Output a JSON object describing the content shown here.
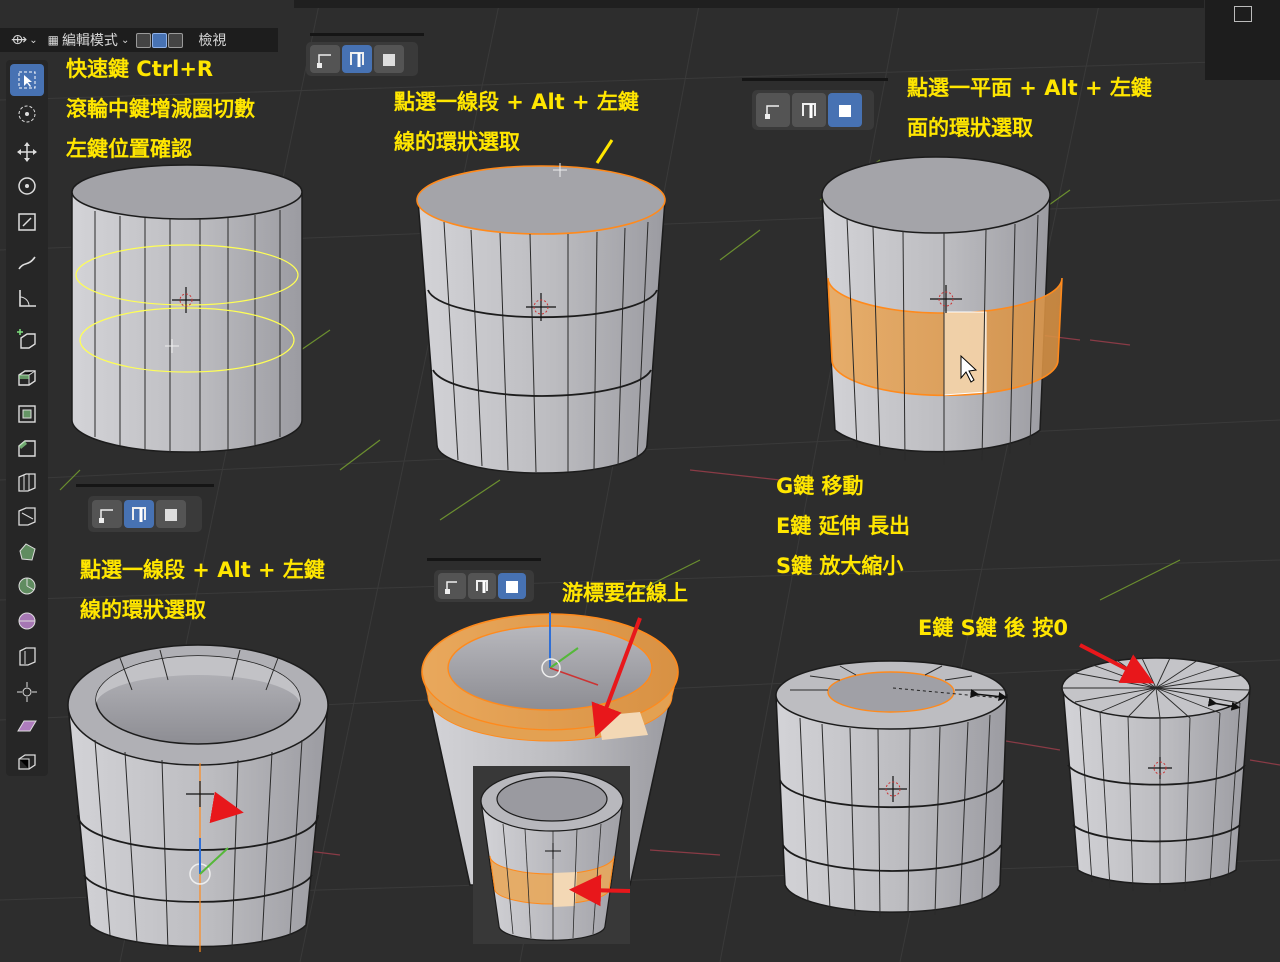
{
  "header": {
    "cursor_tool_icon": "transform-pivot-icon",
    "mode_icon": "edit-mode-icon",
    "mode_label": "編輯模式",
    "select_modes": [
      "vertex-select-icon",
      "edge-select-icon",
      "face-select-icon"
    ],
    "view_menu": "檢視"
  },
  "toolbar": {
    "tools": [
      "select-box-icon",
      "cursor-icon",
      "move-icon",
      "rotate-icon",
      "scale-icon",
      "annotate-icon",
      "measure-icon",
      "add-cube-icon",
      "extrude-icon",
      "inset-icon",
      "bevel-icon",
      "loop-cut-icon",
      "knife-icon",
      "poly-build-icon",
      "spin-icon",
      "smooth-icon",
      "edge-slide-icon",
      "shrink-fatten-icon",
      "shear-icon",
      "rip-icon"
    ]
  },
  "panels": {
    "p1": {
      "lines": [
        "快速鍵 Ctrl+R",
        "滾輪中鍵增減圈切數",
        "左鍵位置確認"
      ]
    },
    "p2": {
      "lines": [
        "點選一線段 + Alt + 左鍵",
        "線的環狀選取"
      ]
    },
    "p3": {
      "lines": [
        "點選一平面 + Alt + 左鍵",
        "面的環狀選取"
      ]
    },
    "p4": {
      "lines": [
        "點選一線段 + Alt + 左鍵",
        "線的環狀選取"
      ]
    },
    "p5": {
      "lines": [
        "游標要在線上"
      ]
    },
    "p6": {
      "lines": [
        "G鍵 移動",
        "E鍵  延伸 長出",
        "S鍵  放大縮小"
      ]
    },
    "p7": {
      "lines": [
        "E鍵 S鍵 後 按0"
      ]
    }
  },
  "colors": {
    "label": "#ffe600",
    "background": "#2d2d2d",
    "mesh_face": "#b9b9bd",
    "mesh_edge": "#1c1c1c",
    "selected_face": "#e8a64c",
    "selected_edge": "#ff8a1c",
    "active_button": "#4772b3",
    "arrow": "#e8171b",
    "loop_cut": "#ffff66"
  }
}
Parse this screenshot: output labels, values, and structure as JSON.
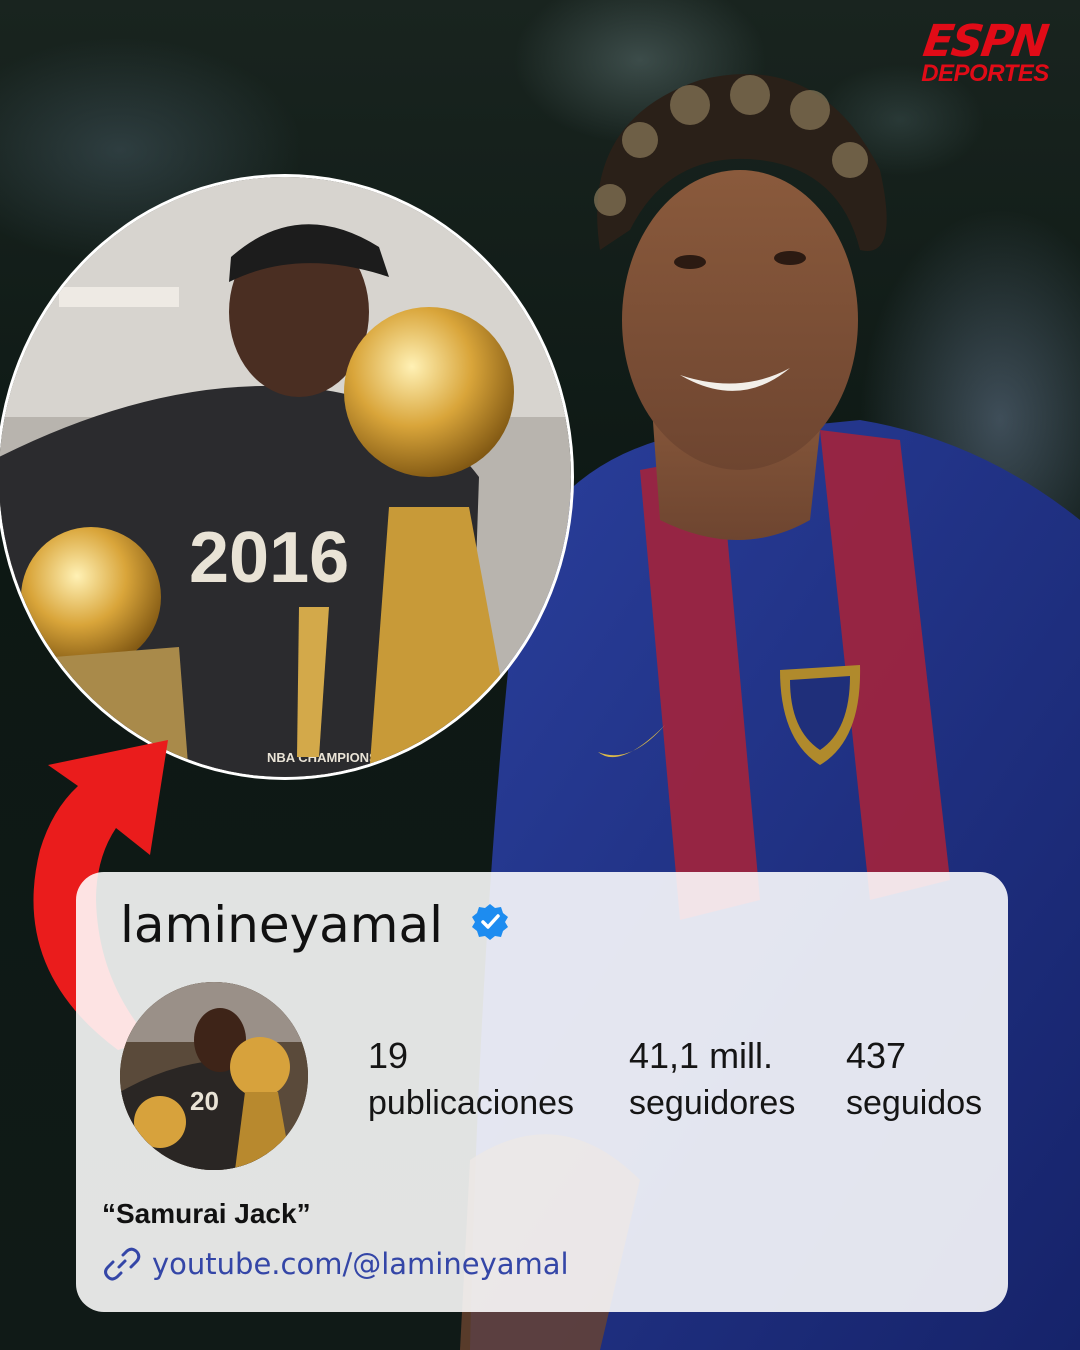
{
  "brand": {
    "line1": "ESPN",
    "line2": "DEPORTES"
  },
  "inset_photo": {
    "jersey_year": "2016",
    "caption": "NBA CHAMPIONS"
  },
  "profile": {
    "username": "lamineyamal",
    "verified": true,
    "stats": [
      {
        "value": "19",
        "label": "publicaciones"
      },
      {
        "value": "41,1 mill.",
        "label": "seguidores"
      },
      {
        "value": "437",
        "label": "seguidos"
      }
    ],
    "bio": "“Samurai Jack”",
    "link": "youtube.com/@lamineyamal"
  },
  "colors": {
    "brand_red": "#e10b17",
    "verified_blue": "#1d8cf0",
    "link_blue": "#3446a7",
    "arrow_red": "#ea1c1c"
  },
  "icons": {
    "verified": "verified-badge-icon",
    "link": "link-chain-icon",
    "arrow": "curved-arrow-icon"
  }
}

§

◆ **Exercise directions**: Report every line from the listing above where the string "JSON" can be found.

◆ **Answer to this task**:
Output a JSON object describing the content shown here.
Parse this screenshot: output labels, values, and structure as JSON.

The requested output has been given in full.